Since the attempted gastronomic conquest by Spanish missionaries during the early 16th century, Indigenous-Mesoamerican gastronomy, over 80% maize-based, has been heavily seasoned with rebel herbs, spices and communities that continue to resist culinary imperialism- the imposition of European patriarchal, gluttonous-heavily carnivorous, salt & sugar Mother Earth destroying diets.
Today, the destructive face of globalization’s response to world hunger has been lead by a low-intensity genocidal regime continually marketing and manipulating us to believe eating a daily heavily animal based diet is part of our identities as Xican@-Latin@, African, Asian, Pacific Islander peoples and Diasporas. Despite this western-patriarchal paradigm that puts profit over human and ecological health, a rich and vibrant legacy of a culinary rebellion continues to preserve ancestral seeds, plant-based foods, healthy bodies, and ecological balance in what is today called Mexico and the U.S. Southwest.
As a local response to the globalization of food, taste and disease, la COMIDA, was carefully prepared by combining an intricate trenza of herbs, spices and community. COMIDA has a unique flavor which communicates a collective grassroots memory of Food as Sacred. Many of us, people of color, have forgotten the fundamental understanding that the health of our bodies is dependent on the health of our community: land, air, water, animals, and plants. As a result of this forgetting, cardiovascular, obesity, cancer and diabetes, colonial food related diseases, have spread wildly. In addition, the production of colonial-modern foods is the contributing factor to the drying and contamination of rivers, lakes, and water sheds; deforestation, and other ecological disasters.
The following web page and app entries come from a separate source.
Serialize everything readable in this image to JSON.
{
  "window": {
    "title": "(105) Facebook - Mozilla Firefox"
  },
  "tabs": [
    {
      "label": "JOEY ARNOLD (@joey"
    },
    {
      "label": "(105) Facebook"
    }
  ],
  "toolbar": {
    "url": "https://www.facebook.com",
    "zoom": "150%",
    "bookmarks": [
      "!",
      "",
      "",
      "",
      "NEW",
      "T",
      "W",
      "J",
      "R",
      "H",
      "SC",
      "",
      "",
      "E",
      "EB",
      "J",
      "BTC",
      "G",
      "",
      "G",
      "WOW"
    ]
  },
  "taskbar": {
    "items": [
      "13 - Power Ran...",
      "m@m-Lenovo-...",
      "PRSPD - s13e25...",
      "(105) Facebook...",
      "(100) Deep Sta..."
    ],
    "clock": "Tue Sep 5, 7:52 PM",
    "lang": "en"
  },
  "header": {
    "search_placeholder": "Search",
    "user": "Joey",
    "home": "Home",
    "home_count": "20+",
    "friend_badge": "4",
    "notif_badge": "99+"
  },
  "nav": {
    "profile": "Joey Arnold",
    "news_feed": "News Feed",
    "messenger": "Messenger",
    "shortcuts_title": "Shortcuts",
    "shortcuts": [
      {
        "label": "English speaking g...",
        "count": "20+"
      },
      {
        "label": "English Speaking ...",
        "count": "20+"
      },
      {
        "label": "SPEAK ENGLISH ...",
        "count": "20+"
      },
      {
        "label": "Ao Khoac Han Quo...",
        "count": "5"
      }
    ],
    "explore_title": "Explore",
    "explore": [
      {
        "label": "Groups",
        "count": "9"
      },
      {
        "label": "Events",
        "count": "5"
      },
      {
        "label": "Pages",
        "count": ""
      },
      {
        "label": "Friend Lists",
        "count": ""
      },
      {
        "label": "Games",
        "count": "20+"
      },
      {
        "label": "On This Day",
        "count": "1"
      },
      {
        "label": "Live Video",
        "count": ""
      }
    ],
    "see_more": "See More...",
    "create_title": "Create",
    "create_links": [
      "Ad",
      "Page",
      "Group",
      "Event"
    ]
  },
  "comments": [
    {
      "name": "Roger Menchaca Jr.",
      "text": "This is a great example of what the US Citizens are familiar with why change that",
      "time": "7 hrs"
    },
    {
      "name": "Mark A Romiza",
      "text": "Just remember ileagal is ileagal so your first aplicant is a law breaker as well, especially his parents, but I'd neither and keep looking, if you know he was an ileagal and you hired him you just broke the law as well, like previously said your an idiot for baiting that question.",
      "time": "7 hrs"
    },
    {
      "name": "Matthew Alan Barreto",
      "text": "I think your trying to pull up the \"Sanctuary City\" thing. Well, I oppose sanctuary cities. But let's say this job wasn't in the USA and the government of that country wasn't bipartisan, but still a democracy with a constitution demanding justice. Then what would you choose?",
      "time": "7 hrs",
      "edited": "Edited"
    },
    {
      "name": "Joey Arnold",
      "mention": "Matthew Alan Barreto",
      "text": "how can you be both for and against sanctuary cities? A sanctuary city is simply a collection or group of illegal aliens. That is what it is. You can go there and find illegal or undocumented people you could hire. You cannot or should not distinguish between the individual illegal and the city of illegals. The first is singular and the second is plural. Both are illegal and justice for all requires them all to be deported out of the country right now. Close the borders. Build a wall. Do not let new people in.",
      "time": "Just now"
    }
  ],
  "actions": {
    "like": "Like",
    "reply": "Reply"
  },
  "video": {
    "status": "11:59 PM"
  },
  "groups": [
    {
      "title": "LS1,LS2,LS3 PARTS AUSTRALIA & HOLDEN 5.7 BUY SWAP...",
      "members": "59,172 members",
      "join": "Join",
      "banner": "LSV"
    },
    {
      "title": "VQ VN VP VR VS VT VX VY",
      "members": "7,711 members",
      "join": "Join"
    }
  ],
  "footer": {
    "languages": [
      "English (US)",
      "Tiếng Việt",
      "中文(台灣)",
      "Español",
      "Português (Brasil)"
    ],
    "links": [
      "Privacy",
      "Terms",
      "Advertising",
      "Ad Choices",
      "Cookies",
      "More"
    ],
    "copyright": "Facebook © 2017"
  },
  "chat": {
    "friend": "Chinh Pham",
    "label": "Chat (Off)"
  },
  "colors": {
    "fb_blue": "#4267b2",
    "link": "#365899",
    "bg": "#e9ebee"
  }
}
La COMIDA is seasoned with knowledge that rejects Eurocentric superior food complexes which have infiltrated our minds and made us to believe that our ancestral COMIDA’s (foods), heavily plant-based, were signifiers of inferiority. Tasting COMIDA stimulates the bodily sensory way of knowing (taste, smell, touch, sight and sound) in such a flavorable way that gente de maize scream ¡Liberacion!
Not to be confused with the affluent White community led vegan and raw food movement, COMIDA’s call to action is part of a growing movement from below to radically help people of color Remember and Honor our own Food as Sacred. Also, COMIDA lends a critical perspective into understanding the Latino Health Paradox. That is, when looking at the foodways of first generation migrant communities in the U.S. one will find that these are heavily plant based and a testament to the legacy of gastronomia en rebeldia. A lesson from which many of us more acculturated folks who seek healing and decolonized minds, bodies and spirits can take and apply to our own daily practice. By taking on a plant based diet and remembering food as sacred, only then can we begin to heal our Aztlan, Tonanztin, Mother Earth.
Cocina, a place reclaimed as a space of truth, healing and liberation.
Ollin, healing in movement.
reMembering, the act of recovering the sacredness of foodways, for the survival of our existence, our relations and of our next seven generations.
Inter-gastronomia, the relationship between cultures, foods, cooking and eating in the Americas before culinary imperialism.
De Aztlan, the sacredness of human bodies, la madre tierra and ecological communities: plant, land, animal and seed.